When you’re working to improve your rankings in Google, it’s easy to slip into the idea of trying to improve the rankings for your entire website at once. While there is a bit of benefit to that, generally speaking Google looks more closely at individual pages than they do at entire sites. In fact, most of your searches on Google will lead to specific, well-optimized internal pages on websites, and not their home page.
As an example, I just searched for “best playstation games” and got the following results:
You’ll notice that every single one of them was for an internal page on a website. I suspect most of your searches end up that way too.
Related is the often overblown concern about how well the home page of your website ranks. While you certainly don’t want to ignore your home page, most users will indeed arrive on your site via internal pages. This is important for two reasons:
- You need to make sure you optimize your entire site for Google.
- You need to make sure you optimize your entire site for your visitors. Most visitors won’t arrive on your home page to learn how great you are; they’ll land on a random article deep in your site. Does that page provide context and links to help them learn more about you?
Case in point, in 2020 we had a total of 20,036 visits to the GreenMellen website. 4,962 of them came through the home page, which was certainly a lot. While it was our most popular page, which is generally the case, this means that over 75% of our visitors arrived on our site somewhere other than the home page! Here’s a screenshot to show you what I mean:
Notice the number in the far lower right corner – 1296. This shows that people arrived on our site through almost 1300 different pages.

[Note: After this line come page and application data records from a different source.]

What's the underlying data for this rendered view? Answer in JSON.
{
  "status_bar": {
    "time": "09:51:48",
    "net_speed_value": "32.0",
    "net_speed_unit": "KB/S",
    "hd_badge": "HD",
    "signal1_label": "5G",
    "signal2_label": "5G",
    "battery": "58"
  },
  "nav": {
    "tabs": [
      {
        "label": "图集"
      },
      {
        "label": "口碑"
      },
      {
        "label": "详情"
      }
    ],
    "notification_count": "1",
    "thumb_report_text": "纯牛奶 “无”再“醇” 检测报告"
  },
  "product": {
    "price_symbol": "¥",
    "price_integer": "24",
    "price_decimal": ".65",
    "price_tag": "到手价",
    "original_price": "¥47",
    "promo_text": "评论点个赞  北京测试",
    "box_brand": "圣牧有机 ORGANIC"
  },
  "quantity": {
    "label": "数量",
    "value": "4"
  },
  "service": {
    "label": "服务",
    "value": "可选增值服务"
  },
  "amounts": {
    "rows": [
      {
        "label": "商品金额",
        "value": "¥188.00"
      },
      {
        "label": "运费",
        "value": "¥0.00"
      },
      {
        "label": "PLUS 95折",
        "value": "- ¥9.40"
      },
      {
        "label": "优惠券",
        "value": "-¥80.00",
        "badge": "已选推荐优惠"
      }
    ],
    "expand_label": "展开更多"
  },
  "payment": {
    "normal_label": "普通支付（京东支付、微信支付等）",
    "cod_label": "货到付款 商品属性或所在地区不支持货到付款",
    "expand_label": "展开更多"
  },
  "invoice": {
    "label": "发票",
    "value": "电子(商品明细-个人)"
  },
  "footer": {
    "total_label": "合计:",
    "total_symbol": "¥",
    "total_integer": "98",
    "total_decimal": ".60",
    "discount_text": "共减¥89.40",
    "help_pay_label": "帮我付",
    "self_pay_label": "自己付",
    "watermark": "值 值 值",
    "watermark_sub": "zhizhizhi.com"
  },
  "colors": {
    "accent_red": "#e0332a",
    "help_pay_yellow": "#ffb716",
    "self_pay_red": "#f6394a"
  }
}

Google didn’t just drop people at our front door — it took them to exactly the page that best answered their question, just like the PlayStation example we saw above.

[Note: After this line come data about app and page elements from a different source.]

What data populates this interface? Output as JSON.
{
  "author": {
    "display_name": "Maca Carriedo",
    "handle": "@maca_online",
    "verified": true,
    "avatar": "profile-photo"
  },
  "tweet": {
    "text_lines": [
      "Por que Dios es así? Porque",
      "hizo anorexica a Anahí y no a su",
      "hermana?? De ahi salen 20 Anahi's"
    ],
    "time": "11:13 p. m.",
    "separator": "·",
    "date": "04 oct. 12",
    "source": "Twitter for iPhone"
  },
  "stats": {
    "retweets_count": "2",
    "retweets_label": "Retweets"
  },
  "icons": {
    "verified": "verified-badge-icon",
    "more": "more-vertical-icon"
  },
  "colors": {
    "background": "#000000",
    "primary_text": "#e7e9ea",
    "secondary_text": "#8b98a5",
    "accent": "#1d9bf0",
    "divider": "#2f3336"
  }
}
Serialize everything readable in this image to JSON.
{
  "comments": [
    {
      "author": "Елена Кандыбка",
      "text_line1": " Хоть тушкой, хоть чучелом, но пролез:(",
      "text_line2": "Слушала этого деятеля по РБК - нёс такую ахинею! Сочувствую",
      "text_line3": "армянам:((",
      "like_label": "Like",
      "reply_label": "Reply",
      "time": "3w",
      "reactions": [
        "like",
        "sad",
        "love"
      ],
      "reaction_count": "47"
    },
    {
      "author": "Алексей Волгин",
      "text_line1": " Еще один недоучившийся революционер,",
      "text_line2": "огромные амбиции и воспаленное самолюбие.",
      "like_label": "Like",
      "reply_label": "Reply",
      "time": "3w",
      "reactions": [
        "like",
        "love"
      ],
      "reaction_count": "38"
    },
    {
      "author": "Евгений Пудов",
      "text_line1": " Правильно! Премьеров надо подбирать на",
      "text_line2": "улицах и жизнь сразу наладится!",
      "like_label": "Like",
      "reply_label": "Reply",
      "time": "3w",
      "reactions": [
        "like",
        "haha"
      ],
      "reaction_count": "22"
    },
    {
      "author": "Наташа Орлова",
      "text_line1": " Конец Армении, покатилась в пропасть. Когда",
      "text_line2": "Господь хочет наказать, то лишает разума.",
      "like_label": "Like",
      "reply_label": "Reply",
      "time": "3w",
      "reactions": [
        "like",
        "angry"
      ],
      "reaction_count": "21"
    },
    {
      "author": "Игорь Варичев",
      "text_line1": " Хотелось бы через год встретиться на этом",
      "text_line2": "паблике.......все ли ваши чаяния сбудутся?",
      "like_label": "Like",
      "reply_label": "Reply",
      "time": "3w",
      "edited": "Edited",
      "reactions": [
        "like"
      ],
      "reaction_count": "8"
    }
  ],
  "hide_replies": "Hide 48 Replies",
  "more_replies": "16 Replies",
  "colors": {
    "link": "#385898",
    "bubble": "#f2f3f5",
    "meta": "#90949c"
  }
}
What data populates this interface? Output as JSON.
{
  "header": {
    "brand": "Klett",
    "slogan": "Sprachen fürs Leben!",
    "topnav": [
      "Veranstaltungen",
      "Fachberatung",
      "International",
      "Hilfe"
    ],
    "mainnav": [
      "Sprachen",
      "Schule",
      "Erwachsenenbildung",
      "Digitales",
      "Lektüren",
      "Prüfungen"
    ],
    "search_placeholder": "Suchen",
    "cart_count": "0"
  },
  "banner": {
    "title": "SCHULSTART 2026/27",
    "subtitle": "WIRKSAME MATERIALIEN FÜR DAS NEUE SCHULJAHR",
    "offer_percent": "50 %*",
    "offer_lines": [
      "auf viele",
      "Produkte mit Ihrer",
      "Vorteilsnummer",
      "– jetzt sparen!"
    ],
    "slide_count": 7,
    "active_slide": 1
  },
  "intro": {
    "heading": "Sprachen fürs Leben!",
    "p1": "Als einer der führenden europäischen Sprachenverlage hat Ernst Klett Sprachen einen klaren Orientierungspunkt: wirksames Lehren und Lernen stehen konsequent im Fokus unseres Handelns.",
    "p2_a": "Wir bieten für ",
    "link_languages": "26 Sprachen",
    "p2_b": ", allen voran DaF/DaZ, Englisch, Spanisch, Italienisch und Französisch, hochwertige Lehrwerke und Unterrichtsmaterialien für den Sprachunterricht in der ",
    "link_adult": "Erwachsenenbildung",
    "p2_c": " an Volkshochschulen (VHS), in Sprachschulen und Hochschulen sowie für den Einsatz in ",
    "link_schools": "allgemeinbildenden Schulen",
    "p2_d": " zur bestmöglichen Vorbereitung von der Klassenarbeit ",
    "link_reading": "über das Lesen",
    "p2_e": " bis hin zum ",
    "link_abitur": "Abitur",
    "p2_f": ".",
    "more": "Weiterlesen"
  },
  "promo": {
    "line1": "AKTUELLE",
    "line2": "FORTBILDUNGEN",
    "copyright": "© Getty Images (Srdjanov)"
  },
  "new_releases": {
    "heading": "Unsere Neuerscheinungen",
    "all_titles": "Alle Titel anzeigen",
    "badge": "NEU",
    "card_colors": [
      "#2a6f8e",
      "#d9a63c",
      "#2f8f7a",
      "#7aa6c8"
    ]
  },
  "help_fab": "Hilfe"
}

If people come through your front door, you don’t necessarily know why they’re there, so make sure your home page passes “the grunt test”. If they land elsewhere, it’s because Google thought that specific page on your site was a good answer to your question, so make sure you guide them from that page to take the next step.